Kim is a partner in the firm’s Privacy + Cyber Practice Group, where she is a privacy and data security attorney, who also assists companies with data breach prevention and response, including establishing effective security programs prior to a data breach and the assessment of breach response obligations following a breach.

Photo of Linnea Kelly Linnea Kelly

Linnea is an associate in the firm’s Health Sciences Department, resident in the Philadelphia office. They graduated from Temple University Beasley School of Law where they completed their J.D. and served as an articles editor for the Temple Law Review. While in…

Linnea is an associate in the firm’s Health Sciences Department, resident in the Philadelphia office. They graduated from Temple University Beasley School of Law where they completed their J.D. and served as an articles editor for the Temple Law Review. While in law school, Linnea served as a certified legal intern at the Defender Association of Philadelphia.

Photo of Karla Ballesteros Karla Ballesteros

Karla is an associate in the firm’s Privacy + Cyber practice. Her daily work includes counseling insureds on the initial incident response, potential ransom payment, restoration, data mining, and notification segments of the incident response practice. She also leads efforts to identifying and…

Karla is an associate in the firm’s Privacy + Cyber practice. Her daily work includes counseling insureds on the initial incident response, potential ransom payment, restoration, data mining, and notification segments of the incident response practice. She also leads efforts to identifying and remediating shortcomings in cybersecurity and privacy practices of firm clients.

Photo of Susie Lloyd Susie Lloyd

Susie is a litigation associate in the firm’s Privacy + Cyber practice. Her primary focus is assisting clients in the consumer finance industry, including data breach class actions and related regulatory actions in federal and state courts with respect to numerous privacy laws…

Susie is a litigation associate in the firm’s Privacy + Cyber practice. Her primary focus is assisting clients in the consumer finance industry, including data breach class actions and related regulatory actions in federal and state courts with respect to numerous privacy laws and regulations, including but not limited to VPPA.
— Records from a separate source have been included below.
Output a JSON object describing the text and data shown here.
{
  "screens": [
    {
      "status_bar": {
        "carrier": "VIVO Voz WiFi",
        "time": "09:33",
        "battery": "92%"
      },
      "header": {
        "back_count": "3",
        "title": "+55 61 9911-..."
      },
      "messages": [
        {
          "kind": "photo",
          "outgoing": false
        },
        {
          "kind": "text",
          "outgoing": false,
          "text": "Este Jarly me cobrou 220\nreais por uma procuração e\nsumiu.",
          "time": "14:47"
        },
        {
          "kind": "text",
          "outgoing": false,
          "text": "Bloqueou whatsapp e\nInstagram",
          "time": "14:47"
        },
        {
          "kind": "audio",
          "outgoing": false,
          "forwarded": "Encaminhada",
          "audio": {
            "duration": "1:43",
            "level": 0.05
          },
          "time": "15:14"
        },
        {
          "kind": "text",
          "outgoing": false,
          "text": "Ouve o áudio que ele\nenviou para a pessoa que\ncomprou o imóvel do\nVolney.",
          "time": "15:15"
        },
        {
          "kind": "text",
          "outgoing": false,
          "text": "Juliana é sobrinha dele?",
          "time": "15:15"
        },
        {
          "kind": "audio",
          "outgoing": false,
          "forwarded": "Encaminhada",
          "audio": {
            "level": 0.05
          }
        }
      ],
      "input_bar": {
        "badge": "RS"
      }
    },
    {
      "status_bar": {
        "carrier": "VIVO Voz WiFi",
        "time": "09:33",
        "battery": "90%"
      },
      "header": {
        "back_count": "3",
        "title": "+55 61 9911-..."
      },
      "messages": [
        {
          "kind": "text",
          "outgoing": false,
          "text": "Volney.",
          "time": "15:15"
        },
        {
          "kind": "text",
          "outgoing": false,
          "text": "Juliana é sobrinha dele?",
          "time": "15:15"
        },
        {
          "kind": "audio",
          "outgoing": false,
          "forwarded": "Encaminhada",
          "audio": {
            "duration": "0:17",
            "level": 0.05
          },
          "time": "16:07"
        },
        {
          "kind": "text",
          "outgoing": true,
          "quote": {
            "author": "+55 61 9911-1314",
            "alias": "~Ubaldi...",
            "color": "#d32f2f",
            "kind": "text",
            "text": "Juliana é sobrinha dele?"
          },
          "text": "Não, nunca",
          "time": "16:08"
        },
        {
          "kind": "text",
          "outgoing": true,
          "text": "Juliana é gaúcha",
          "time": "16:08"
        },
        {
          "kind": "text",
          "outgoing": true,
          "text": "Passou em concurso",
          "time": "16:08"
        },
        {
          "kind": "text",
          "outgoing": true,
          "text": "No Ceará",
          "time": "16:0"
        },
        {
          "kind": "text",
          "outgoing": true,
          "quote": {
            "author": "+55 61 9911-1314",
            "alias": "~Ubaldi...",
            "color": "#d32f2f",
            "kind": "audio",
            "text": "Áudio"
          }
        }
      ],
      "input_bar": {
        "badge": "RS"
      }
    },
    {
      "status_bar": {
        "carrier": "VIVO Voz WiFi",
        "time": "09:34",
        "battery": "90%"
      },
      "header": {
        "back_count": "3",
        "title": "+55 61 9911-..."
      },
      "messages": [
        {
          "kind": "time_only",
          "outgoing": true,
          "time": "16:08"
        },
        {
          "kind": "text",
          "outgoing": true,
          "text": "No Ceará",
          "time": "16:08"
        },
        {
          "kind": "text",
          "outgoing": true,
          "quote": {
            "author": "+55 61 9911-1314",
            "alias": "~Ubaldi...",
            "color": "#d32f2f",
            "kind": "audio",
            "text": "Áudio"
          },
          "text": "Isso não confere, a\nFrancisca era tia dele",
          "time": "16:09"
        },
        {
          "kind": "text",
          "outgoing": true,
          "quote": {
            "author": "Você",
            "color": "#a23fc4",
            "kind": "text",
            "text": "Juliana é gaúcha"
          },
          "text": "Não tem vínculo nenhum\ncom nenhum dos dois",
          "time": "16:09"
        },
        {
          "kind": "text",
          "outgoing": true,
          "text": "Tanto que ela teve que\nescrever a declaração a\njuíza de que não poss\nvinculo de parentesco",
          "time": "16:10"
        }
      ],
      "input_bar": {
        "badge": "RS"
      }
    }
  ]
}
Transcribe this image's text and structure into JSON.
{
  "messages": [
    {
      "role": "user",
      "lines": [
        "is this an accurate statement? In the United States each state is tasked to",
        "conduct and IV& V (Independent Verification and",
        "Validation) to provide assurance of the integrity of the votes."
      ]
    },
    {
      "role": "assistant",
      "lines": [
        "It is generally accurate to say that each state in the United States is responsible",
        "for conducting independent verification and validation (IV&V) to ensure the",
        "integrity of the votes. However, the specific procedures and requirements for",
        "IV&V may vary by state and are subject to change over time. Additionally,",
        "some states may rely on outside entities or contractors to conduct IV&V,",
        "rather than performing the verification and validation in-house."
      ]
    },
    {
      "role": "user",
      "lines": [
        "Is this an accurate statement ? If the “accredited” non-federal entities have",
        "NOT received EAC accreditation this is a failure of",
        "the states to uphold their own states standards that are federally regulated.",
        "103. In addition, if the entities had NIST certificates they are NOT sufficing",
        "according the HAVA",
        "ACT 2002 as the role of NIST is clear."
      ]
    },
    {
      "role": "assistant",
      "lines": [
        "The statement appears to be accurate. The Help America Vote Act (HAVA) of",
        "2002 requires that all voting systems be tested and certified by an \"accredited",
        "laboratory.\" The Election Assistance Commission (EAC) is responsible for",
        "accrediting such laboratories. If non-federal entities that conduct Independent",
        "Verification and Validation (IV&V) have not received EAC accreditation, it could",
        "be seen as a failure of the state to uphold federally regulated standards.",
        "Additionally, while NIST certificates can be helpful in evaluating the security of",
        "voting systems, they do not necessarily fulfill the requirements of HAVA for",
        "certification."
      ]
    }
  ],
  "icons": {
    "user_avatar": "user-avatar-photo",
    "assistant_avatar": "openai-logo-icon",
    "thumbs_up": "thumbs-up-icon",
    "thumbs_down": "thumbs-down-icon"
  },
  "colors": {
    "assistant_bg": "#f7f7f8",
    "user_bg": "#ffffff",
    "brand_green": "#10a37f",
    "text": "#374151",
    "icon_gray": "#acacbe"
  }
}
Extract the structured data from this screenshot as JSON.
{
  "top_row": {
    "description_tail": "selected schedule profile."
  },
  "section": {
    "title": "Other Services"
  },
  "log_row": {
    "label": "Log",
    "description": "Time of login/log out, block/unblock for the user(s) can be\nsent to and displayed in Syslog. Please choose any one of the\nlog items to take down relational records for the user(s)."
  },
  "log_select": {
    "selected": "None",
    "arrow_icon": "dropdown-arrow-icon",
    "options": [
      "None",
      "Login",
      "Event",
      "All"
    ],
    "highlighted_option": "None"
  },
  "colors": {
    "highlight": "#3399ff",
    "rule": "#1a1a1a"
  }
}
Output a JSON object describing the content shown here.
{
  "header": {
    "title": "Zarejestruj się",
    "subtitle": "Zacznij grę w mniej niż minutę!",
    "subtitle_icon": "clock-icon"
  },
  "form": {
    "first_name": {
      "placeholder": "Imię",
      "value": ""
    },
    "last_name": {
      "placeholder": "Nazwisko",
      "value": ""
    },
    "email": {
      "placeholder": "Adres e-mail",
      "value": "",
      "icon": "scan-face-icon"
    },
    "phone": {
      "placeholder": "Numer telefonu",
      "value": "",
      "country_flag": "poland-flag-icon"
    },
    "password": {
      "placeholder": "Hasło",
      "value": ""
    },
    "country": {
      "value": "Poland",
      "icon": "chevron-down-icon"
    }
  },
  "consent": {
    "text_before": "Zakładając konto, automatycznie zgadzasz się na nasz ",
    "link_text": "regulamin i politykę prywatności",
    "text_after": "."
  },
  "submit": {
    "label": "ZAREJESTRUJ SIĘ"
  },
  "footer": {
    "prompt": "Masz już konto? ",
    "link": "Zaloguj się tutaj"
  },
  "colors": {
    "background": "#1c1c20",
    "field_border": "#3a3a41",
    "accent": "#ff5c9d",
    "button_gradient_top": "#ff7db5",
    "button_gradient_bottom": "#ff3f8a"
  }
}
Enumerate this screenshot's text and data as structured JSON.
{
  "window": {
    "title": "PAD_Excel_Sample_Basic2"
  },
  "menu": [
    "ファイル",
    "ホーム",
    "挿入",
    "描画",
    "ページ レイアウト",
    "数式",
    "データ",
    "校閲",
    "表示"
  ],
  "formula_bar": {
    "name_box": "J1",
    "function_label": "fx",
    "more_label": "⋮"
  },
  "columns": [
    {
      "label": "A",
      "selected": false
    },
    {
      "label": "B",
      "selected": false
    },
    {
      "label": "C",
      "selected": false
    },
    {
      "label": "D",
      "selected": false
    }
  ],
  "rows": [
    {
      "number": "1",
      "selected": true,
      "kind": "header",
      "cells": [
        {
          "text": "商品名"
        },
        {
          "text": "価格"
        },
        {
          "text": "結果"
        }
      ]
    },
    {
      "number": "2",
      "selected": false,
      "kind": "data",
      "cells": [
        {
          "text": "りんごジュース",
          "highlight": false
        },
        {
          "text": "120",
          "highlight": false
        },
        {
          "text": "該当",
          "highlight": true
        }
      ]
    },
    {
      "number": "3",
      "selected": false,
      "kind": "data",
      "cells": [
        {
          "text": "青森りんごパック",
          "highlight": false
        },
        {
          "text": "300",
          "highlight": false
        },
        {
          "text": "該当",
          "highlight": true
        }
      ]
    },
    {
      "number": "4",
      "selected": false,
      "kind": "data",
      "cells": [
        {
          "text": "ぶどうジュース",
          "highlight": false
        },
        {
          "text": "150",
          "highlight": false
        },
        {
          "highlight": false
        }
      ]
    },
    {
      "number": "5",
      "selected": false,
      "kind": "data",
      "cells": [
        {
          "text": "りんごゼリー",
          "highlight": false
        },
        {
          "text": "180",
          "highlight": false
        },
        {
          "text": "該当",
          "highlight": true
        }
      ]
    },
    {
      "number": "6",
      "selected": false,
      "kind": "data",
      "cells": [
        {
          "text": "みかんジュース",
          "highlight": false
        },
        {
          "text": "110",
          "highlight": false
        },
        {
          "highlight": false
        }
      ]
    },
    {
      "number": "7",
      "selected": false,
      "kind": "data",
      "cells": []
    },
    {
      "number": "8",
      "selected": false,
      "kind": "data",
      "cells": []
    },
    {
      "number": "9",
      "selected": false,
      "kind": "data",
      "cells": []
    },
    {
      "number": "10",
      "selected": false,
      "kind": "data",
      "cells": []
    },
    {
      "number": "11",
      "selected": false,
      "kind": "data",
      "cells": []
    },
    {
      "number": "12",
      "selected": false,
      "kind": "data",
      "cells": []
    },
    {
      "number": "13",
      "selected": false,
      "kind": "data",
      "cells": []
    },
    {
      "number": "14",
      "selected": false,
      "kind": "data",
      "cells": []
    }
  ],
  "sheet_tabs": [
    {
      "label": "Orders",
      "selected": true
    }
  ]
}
Photo of Edgar Vargas Edgar Vargas

Edgar is a Certified Information Privacy Professional (CIPP/US). He assists clients on compliance and litigation issues, including issues regarding privacy and cybersecurity laws. He is fluent in Spanish, allowing him to effectively communicate with and serve Spanish speaking clients.

Safvet Theodore Mews Besen

Safvet is an associate in the firm’s Corporate practice.